From that moment on, the trio laid preparations to meet again for Rolling Thunder XX. Now, toasting each other with beer, the foursome, and their assorted spouses and several other veterans who will be riding together this weekend, could only smile.

“This is just awesome, totally unbelievable,” Sehmel said. Kugler could only say it was an “incredibly special” occasion.

Reiter, perhaps, summed it up the best:

“We’re all luckier than hell. We’re truly blessed to have all gotten out of a situation like that.”

Posted by Wild Thing at May 26, 2008 04:50 AM


AND fatter -- OINK has noted this trend among his fellow Marines.
All gave some, some gave all.
Semper Fi --- Sgt. OINK

Posted by: OINK at May 26, 2008 09:42 AM

How neat that they could get together at such a great event. After 40 years, it is also neat they still have so much in common.

Posted by: TomR at May 26, 2008 11:22 AM

God bless them, glad they made it and are still able to get together.

Yeah OINK, "AND fatter" I resemble that remark:)

Posted by: Jack at May 26, 2008 12:58 PM

WT, great story. Thanks for sharing. It's good to know that these guys are on our side. Only the best.

I'm guessing that John Kerry, John Murtha, and even John McCain (the three Johns!) didn't participate in DC this weekend in Rolling Thunder XX with these heros and 500,000 others supporting our POW/MIAs.

Posted by: Les at May 26, 2008 01:55 PM

OINK, I think all of us might have changed over the years. lol

Posted by: Wild Thing at May 26, 2008 11:19 PM

Tom, I agree it is a really special reunion.

Posted by: Wild Thing at May 26, 2008 11:23 PM

Jack yes so many never get to meet later on, and to have so many of these guys still around and then a reunion is so awesome.

Posted by: Wild Thing at May 26, 2008 11:24 PM

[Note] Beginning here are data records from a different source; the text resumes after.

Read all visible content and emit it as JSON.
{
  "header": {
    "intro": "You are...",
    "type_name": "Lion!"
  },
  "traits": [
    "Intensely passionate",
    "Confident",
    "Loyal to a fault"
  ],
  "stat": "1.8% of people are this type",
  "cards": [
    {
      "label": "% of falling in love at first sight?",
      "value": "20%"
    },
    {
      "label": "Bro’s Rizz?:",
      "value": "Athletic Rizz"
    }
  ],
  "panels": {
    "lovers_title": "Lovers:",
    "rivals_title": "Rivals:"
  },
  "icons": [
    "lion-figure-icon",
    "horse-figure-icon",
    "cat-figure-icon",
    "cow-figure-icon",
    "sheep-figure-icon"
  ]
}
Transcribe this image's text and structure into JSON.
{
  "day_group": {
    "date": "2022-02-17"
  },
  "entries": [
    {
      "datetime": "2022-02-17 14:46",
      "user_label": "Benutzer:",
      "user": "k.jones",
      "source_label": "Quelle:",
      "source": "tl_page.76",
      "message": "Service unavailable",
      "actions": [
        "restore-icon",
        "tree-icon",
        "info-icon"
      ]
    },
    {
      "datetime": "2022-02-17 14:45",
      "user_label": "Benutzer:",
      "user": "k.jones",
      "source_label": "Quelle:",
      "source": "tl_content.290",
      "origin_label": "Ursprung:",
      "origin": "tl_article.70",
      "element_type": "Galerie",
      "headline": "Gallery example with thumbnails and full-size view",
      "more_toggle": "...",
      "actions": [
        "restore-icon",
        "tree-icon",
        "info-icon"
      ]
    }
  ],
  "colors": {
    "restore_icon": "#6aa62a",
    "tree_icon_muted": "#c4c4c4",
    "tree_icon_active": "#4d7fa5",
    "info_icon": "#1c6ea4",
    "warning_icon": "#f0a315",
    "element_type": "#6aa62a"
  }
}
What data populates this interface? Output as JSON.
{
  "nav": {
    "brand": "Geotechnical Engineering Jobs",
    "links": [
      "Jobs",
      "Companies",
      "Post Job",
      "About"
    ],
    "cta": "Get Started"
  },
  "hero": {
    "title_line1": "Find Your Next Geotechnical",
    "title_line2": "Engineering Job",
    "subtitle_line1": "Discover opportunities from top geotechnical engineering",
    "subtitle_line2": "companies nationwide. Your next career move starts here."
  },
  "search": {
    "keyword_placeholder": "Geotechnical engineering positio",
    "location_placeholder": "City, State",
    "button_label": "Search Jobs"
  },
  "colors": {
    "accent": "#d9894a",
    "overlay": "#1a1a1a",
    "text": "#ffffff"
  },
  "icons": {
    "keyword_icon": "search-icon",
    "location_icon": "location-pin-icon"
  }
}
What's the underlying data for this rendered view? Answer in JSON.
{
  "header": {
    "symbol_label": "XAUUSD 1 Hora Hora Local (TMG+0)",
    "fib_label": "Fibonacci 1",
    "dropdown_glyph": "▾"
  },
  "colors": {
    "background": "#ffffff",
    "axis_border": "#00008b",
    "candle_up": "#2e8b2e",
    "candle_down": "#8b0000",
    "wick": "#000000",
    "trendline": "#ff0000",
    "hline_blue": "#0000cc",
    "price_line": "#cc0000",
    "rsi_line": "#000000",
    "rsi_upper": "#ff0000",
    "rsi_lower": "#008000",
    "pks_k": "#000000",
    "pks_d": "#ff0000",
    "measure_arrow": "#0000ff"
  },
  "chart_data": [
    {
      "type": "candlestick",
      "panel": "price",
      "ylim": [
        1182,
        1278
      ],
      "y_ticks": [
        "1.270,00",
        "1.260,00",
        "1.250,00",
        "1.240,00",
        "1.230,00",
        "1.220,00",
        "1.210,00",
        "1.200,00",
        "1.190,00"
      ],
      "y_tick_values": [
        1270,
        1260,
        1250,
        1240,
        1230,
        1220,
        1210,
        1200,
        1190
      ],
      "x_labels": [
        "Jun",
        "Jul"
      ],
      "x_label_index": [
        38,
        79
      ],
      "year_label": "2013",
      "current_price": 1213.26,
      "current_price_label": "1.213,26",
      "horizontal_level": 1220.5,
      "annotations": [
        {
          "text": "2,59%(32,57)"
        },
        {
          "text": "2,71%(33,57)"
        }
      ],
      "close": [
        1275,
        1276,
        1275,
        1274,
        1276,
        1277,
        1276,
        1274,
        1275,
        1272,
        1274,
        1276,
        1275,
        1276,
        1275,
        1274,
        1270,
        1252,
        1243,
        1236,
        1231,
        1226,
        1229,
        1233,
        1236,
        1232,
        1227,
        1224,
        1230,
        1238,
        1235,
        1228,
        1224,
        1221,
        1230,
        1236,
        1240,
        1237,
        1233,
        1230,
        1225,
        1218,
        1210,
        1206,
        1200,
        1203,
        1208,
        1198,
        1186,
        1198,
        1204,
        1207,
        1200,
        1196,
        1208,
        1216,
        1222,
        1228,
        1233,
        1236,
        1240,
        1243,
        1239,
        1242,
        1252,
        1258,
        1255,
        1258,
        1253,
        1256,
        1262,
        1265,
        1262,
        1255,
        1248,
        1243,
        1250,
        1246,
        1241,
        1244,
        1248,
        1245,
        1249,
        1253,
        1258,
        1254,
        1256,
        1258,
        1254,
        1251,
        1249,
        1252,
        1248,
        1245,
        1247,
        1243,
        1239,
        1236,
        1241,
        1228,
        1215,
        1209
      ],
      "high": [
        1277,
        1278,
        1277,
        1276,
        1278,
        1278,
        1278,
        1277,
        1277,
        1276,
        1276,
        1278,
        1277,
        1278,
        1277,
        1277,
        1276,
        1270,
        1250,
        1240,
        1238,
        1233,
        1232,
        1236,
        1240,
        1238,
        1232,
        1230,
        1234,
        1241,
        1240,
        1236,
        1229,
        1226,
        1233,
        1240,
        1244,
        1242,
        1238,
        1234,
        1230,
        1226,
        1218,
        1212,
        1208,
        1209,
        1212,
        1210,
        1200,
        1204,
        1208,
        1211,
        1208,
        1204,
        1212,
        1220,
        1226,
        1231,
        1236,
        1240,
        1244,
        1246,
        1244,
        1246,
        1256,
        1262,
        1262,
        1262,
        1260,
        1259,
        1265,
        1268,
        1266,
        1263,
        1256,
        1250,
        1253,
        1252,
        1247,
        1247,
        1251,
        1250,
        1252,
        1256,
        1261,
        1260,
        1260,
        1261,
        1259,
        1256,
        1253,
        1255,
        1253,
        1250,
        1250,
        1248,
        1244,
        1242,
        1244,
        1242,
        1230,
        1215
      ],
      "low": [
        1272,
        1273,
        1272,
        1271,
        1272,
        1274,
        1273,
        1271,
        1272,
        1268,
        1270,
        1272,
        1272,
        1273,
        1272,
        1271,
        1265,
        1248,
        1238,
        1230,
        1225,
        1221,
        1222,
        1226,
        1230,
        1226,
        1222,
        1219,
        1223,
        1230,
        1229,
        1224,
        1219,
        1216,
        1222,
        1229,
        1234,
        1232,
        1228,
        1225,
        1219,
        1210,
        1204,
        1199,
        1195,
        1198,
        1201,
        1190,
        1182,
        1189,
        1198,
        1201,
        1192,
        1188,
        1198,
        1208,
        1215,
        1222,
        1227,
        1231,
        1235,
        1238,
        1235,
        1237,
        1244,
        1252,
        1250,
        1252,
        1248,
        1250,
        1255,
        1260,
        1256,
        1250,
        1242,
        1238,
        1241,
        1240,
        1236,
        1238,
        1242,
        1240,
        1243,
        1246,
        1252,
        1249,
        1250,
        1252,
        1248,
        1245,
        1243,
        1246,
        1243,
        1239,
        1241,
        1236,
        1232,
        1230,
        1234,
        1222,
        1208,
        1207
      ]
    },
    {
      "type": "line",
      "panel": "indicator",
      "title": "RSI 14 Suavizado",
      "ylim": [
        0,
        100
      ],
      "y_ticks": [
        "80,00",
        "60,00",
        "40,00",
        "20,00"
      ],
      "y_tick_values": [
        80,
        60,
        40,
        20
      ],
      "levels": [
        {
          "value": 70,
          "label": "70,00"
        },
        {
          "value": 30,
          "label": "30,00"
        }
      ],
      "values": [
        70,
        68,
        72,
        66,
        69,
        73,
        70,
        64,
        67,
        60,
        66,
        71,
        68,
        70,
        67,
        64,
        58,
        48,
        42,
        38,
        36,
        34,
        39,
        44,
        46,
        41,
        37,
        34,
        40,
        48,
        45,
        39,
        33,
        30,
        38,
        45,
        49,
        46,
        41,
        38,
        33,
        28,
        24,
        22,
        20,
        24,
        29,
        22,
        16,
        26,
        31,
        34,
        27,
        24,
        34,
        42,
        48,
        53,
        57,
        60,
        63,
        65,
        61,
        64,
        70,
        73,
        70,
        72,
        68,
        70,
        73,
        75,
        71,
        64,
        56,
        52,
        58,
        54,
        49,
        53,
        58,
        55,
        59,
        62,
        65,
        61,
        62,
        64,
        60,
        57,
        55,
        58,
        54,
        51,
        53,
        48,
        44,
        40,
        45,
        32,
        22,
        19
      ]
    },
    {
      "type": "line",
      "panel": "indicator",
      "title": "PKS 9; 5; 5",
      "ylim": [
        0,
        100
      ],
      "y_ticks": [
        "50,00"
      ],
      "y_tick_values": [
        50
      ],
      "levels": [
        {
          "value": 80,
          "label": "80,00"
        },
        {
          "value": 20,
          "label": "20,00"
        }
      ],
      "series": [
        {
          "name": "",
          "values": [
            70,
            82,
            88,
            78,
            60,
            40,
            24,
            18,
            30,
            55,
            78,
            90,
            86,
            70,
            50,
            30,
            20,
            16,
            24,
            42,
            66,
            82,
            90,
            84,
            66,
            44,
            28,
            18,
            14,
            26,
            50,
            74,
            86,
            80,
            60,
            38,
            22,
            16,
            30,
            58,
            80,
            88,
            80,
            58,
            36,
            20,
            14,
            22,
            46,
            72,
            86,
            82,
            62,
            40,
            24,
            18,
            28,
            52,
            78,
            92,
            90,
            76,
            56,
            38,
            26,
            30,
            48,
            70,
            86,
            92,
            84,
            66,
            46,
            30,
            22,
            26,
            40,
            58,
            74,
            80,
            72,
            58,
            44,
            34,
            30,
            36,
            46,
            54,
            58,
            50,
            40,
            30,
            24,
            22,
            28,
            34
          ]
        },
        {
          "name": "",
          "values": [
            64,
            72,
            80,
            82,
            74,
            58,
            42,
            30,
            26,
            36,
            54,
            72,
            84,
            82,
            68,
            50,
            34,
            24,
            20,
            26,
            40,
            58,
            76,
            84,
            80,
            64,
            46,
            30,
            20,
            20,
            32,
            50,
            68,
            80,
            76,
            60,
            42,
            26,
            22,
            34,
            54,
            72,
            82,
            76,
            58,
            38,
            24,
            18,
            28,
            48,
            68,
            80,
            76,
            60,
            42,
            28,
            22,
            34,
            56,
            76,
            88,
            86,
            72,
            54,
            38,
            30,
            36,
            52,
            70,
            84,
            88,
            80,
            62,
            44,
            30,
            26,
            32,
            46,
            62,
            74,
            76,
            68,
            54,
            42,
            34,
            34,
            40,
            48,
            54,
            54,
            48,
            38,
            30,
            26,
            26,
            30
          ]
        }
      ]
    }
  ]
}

Les, yes I bet the ones you mentioned only saw this as a day off and nothing more.

Posted by: Wild Thing at May 26, 2008 11:28 PM